## YOUR GOAL
Reproduce each line below with no alterations.

## MATERIAL FOR THIS TASK
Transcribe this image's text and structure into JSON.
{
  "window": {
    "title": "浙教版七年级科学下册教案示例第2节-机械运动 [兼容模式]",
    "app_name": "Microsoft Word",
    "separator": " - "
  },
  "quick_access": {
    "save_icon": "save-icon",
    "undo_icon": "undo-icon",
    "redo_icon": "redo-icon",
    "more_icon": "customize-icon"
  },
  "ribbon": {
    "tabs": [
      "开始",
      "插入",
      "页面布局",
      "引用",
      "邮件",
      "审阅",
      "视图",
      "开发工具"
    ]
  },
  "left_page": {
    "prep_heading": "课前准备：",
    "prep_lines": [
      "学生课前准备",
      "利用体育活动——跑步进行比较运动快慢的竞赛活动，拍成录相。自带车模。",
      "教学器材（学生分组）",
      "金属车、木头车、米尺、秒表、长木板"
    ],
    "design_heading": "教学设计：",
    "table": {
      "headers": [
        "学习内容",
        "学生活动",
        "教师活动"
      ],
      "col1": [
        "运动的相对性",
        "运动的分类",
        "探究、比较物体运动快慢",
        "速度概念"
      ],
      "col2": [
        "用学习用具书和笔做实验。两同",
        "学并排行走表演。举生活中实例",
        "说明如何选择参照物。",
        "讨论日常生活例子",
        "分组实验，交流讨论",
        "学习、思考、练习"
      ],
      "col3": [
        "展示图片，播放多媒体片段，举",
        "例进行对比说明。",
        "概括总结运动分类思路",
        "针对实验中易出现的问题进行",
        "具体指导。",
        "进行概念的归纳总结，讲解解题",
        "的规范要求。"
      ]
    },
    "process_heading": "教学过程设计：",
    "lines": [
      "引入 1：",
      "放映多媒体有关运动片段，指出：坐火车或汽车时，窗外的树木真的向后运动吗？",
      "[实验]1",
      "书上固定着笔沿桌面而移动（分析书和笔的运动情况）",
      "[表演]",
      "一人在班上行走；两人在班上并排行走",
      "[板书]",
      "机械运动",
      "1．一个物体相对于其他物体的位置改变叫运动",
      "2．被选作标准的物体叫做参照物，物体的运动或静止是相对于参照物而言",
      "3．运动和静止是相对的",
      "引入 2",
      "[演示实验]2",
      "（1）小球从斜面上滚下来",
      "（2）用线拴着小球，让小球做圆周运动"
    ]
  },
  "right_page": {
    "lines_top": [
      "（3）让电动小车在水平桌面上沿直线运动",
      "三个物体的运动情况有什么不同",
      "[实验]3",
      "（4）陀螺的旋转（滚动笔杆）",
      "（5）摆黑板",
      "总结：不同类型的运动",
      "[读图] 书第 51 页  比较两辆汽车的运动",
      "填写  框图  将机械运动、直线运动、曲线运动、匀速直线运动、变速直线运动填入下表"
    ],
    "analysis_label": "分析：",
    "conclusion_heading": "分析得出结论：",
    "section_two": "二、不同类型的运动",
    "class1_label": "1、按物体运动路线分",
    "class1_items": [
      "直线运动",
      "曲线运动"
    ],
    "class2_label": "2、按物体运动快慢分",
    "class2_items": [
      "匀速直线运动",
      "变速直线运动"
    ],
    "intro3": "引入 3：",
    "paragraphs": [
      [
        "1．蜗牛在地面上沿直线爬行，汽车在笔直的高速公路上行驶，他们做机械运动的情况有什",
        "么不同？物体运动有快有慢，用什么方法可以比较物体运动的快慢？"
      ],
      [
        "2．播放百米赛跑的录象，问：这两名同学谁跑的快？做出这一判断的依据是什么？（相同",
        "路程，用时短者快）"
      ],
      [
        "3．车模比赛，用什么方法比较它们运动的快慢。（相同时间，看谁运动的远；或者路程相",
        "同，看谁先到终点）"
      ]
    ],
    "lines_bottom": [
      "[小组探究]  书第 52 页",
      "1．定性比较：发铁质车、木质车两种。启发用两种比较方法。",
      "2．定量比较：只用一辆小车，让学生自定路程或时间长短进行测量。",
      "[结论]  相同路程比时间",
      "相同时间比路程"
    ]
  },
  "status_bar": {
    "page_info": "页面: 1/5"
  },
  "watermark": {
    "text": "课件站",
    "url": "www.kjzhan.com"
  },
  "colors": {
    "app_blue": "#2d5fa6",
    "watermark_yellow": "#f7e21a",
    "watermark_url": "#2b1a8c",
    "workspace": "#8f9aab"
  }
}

## ANSWER BOX
Transcribe this image's text and structure into JSON.
{
  "window": {
    "title": "浙教版七年级科学下册教案示例第2节-机械运动 [兼容模式]",
    "app_name": "Microsoft Word",
    "separator": " - "
  },
  "quick_access": {
    "save_icon": "save-icon",
    "undo_icon": "undo-icon",
    "redo_icon": "redo-icon",
    "more_icon": "customize-icon"
  },
  "ribbon": {
    "tabs": [
      "开始",
      "插入",
      "页面布局",
      "引用",
      "邮件",
      "审阅",
      "视图",
      "开发工具"
    ]
  },
  "left_page": {
    "prep_heading": "课前准备：",
    "prep_lines": [
      "学生课前准备",
      "利用体育活动——跑步进行比较运动快慢的竞赛活动，拍成录相。自带车模。",
      "教学器材（学生分组）",
      "金属车、木头车、米尺、秒表、长木板"
    ],
    "design_heading": "教学设计：",
    "table": {
      "headers": [
        "学习内容",
        "学生活动",
        "教师活动"
      ],
      "col1": [
        "运动的相对性",
        "运动的分类",
        "探究、比较物体运动快慢",
        "速度概念"
      ],
      "col2": [
        "用学习用具书和笔做实验。两同",
        "学并排行走表演。举生活中实例",
        "说明如何选择参照物。",
        "讨论日常生活例子",
        "分组实验，交流讨论",
        "学习、思考、练习"
      ],
      "col3": [
        "展示图片，播放多媒体片段，举",
        "例进行对比说明。",
        "概括总结运动分类思路",
        "针对实验中易出现的问题进行",
        "具体指导。",
        "进行概念的归纳总结，讲解解题",
        "的规范要求。"
      ]
    },
    "process_heading": "教学过程设计：",
    "lines": [
      "引入 1：",
      "放映多媒体有关运动片段，指出：坐火车或汽车时，窗外的树木真的向后运动吗？",
      "[实验]1",
      "书上固定着笔沿桌面而移动（分析书和笔的运动情况）",
      "[表演]",
      "一人在班上行走；两人在班上并排行走",
      "[板书]",
      "机械运动",
      "1．一个物体相对于其他物体的位置改变叫运动",
      "2．被选作标准的物体叫做参照物，物体的运动或静止是相对于参照物而言",
      "3．运动和静止是相对的",
      "引入 2",
      "[演示实验]2",
      "（1）小球从斜面上滚下来",
      "（2）用线拴着小球，让小球做圆周运动"
    ]
  },
  "right_page": {
    "lines_top": [
      "（3）让电动小车在水平桌面上沿直线运动",
      "三个物体的运动情况有什么不同",
      "[实验]3",
      "（4）陀螺的旋转（滚动笔杆）",
      "（5）摆黑板",
      "总结：不同类型的运动",
      "[读图] 书第 51 页  比较两辆汽车的运动",
      "填写  框图  将机械运动、直线运动、曲线运动、匀速直线运动、变速直线运动填入下表"
    ],
    "analysis_label": "分析：",
    "conclusion_heading": "分析得出结论：",
    "section_two": "二、不同类型的运动",
    "class1_label": "1、按物体运动路线分",
    "class1_items": [
      "直线运动",
      "曲线运动"
    ],
    "class2_label": "2、按物体运动快慢分",
    "class2_items": [
      "匀速直线运动",
      "变速直线运动"
    ],
    "intro3": "引入 3：",
    "paragraphs": [
      [
        "1．蜗牛在地面上沿直线爬行，汽车在笔直的高速公路上行驶，他们做机械运动的情况有什",
        "么不同？物体运动有快有慢，用什么方法可以比较物体运动的快慢？"
      ],
      [
        "2．播放百米赛跑的录象，问：这两名同学谁跑的快？做出这一判断的依据是什么？（相同",
        "路程，用时短者快）"
      ],
      [
        "3．车模比赛，用什么方法比较它们运动的快慢。（相同时间，看谁运动的远；或者路程相",
        "同，看谁先到终点）"
      ]
    ],
    "lines_bottom": [
      "[小组探究]  书第 52 页",
      "1．定性比较：发铁质车、木质车两种。启发用两种比较方法。",
      "2．定量比较：只用一辆小车，让学生自定路程或时间长短进行测量。",
      "[结论]  相同路程比时间",
      "相同时间比路程"
    ]
  },
  "status_bar": {
    "page_info": "页面: 1/5"
  },
  "watermark": {
    "text": "课件站",
    "url": "www.kjzhan.com"
  },
  "colors": {
    "app_blue": "#2d5fa6",
    "watermark_yellow": "#f7e21a",
    "watermark_url": "#2b1a8c",
    "workspace": "#8f9aab"
  }
}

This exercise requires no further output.